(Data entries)
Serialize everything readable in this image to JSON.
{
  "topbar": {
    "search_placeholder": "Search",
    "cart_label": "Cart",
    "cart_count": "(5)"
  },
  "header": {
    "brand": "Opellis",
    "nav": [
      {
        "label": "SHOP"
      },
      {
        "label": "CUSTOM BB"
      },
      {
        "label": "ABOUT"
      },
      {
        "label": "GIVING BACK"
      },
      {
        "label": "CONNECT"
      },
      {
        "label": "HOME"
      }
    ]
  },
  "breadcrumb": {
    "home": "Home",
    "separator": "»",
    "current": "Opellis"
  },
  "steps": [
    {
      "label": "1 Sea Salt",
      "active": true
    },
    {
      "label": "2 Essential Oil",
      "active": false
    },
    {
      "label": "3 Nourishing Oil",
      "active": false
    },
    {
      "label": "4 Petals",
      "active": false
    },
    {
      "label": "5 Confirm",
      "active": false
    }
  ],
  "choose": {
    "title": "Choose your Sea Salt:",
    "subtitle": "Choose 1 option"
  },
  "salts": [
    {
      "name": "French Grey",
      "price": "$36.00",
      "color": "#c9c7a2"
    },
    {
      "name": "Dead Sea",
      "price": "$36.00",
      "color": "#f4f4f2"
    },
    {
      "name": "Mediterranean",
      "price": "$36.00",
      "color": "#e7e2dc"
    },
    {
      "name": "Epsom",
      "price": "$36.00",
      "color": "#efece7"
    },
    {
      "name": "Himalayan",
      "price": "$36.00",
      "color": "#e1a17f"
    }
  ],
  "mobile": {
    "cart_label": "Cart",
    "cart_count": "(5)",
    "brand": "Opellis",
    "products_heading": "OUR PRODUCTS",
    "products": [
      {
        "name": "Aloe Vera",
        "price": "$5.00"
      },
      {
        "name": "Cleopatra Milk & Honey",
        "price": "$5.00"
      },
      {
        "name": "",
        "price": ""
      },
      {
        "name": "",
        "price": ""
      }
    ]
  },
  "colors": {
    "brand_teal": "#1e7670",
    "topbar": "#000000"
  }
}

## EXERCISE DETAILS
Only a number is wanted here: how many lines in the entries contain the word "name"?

## OUTPUT FOR THIS TASK
9